EXTRACTED DATA ->
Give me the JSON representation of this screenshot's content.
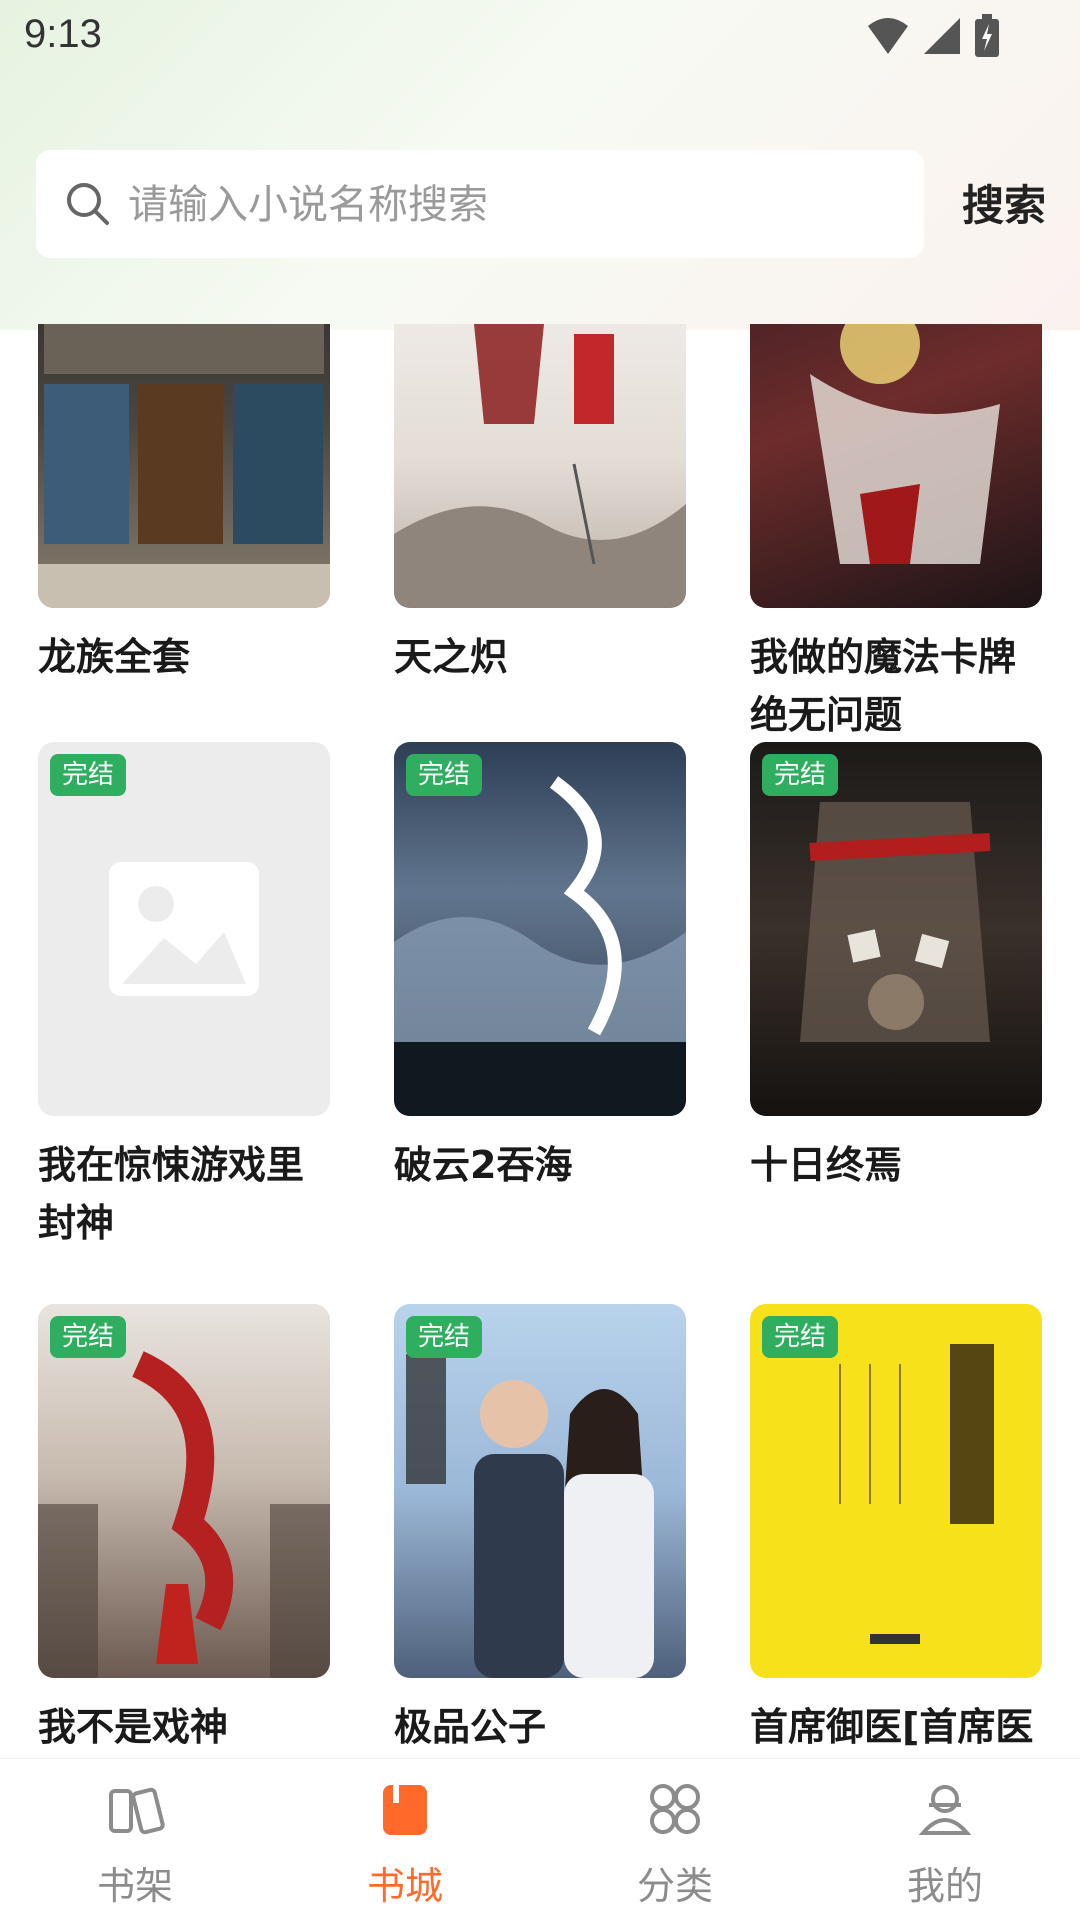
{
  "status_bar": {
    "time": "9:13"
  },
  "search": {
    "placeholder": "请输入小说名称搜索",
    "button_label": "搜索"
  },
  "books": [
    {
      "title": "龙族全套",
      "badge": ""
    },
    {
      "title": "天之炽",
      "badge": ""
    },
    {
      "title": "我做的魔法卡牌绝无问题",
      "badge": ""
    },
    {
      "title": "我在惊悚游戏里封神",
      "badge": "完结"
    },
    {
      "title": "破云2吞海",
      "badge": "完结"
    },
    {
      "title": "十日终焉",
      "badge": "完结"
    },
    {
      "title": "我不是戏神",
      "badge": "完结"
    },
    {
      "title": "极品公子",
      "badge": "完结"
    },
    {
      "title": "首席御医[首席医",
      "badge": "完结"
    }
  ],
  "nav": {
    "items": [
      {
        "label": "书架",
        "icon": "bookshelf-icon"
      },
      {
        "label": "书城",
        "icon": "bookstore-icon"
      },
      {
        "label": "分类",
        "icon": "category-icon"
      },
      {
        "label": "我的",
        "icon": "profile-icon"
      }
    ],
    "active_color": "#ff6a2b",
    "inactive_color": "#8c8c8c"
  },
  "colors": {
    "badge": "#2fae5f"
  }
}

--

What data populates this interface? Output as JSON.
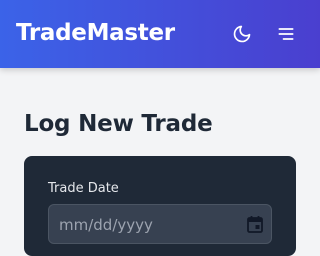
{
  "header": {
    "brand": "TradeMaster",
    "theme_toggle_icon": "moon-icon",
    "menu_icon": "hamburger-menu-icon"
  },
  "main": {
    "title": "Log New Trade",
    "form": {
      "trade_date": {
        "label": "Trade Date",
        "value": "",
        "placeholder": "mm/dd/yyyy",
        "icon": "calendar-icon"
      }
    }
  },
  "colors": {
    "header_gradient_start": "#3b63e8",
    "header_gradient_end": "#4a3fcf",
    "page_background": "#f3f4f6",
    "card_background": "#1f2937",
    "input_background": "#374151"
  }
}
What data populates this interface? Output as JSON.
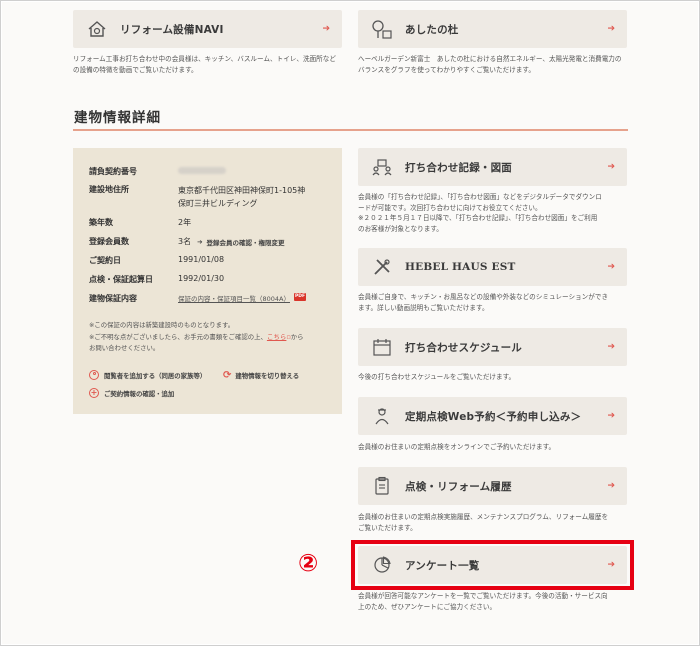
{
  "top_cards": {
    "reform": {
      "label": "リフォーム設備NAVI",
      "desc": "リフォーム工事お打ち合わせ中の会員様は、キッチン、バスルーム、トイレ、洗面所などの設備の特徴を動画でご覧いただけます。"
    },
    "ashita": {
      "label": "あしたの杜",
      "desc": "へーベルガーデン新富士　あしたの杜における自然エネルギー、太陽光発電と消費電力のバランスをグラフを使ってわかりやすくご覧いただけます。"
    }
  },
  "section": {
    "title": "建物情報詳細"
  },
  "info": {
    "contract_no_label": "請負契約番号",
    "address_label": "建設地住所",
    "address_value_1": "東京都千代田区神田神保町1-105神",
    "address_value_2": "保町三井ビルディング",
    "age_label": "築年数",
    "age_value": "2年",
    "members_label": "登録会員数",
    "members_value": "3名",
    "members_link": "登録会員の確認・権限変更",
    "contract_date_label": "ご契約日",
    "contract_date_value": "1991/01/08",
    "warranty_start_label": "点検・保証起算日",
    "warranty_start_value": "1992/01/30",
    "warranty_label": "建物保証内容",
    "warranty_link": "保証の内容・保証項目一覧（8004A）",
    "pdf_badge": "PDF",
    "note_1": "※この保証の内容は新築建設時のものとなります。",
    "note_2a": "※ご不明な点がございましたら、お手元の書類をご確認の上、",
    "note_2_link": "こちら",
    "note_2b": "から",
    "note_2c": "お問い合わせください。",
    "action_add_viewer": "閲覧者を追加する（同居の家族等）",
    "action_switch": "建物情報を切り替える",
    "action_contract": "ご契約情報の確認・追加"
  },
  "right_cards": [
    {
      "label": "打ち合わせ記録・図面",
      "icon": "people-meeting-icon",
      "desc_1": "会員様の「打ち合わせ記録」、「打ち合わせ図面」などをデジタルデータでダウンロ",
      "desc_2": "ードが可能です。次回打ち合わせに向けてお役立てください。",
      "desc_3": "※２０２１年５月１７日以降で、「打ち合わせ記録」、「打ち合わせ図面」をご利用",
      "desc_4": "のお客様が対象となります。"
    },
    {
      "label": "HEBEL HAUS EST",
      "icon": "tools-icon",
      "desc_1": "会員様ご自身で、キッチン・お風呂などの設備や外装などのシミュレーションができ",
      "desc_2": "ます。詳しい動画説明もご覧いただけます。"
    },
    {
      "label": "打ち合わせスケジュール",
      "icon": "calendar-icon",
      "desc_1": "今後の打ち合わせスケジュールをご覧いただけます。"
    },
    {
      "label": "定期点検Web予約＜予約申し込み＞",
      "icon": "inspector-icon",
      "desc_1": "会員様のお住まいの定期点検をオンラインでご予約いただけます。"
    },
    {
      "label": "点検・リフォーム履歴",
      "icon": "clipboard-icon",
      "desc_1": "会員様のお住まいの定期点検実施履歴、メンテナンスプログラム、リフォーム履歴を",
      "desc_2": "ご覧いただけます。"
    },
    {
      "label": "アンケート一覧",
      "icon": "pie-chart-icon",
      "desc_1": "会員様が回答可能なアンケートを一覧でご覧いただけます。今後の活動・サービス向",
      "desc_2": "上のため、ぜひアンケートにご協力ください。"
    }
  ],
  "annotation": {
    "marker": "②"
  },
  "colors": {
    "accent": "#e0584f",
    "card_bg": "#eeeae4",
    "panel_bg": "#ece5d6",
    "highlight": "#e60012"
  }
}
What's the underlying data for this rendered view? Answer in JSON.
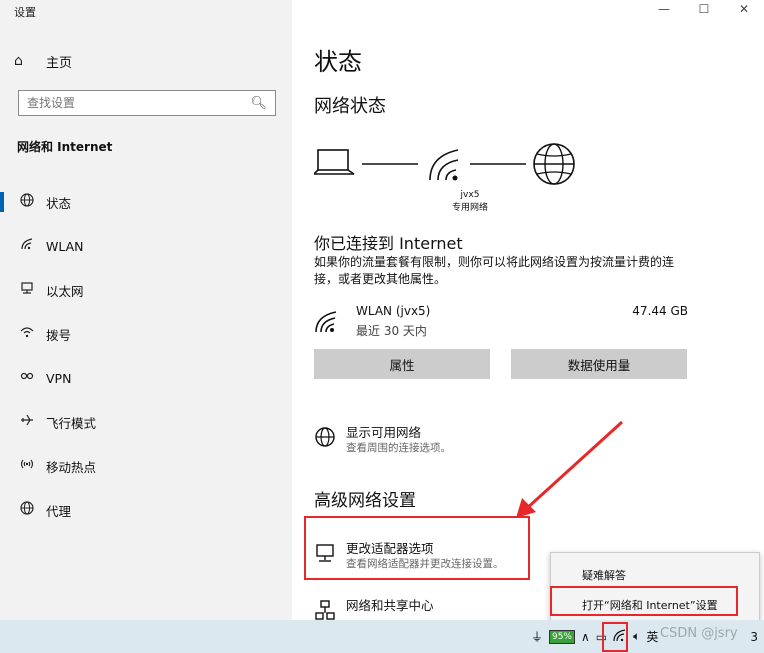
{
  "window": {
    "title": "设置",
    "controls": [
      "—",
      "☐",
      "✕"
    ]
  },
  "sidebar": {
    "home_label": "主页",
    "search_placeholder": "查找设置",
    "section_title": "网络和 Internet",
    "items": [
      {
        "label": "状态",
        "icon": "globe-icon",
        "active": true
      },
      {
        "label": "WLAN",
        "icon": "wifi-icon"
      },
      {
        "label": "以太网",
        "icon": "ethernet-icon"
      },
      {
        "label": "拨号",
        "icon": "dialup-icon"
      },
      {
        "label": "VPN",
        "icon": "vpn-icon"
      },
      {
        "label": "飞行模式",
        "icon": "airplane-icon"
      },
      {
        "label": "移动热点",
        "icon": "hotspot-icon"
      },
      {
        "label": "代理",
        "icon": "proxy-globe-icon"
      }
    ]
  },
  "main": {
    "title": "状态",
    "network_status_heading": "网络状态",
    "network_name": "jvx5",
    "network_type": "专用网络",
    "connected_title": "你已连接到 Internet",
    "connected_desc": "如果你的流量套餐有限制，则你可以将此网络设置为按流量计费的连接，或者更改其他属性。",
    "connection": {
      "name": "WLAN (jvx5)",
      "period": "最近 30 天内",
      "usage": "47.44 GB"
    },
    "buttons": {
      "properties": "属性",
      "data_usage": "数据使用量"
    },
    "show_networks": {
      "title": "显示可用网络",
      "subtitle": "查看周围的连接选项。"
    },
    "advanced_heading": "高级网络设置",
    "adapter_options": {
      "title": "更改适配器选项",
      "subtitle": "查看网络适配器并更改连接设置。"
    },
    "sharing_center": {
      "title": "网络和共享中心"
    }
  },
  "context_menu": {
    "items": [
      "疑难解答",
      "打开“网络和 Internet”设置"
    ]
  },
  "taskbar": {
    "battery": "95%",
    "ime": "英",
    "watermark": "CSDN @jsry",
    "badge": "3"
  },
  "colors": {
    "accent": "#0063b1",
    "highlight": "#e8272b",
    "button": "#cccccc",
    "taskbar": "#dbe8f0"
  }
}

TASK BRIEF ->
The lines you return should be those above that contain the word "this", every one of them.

ANSWER TO THE EXERCISE ->
Give me the JSON representation of this screenshot's content.
What data populates this interface? Output as JSON.
What data populates this interface? Output as JSON.
What's the underlying data for this rendered view? Answer in JSON.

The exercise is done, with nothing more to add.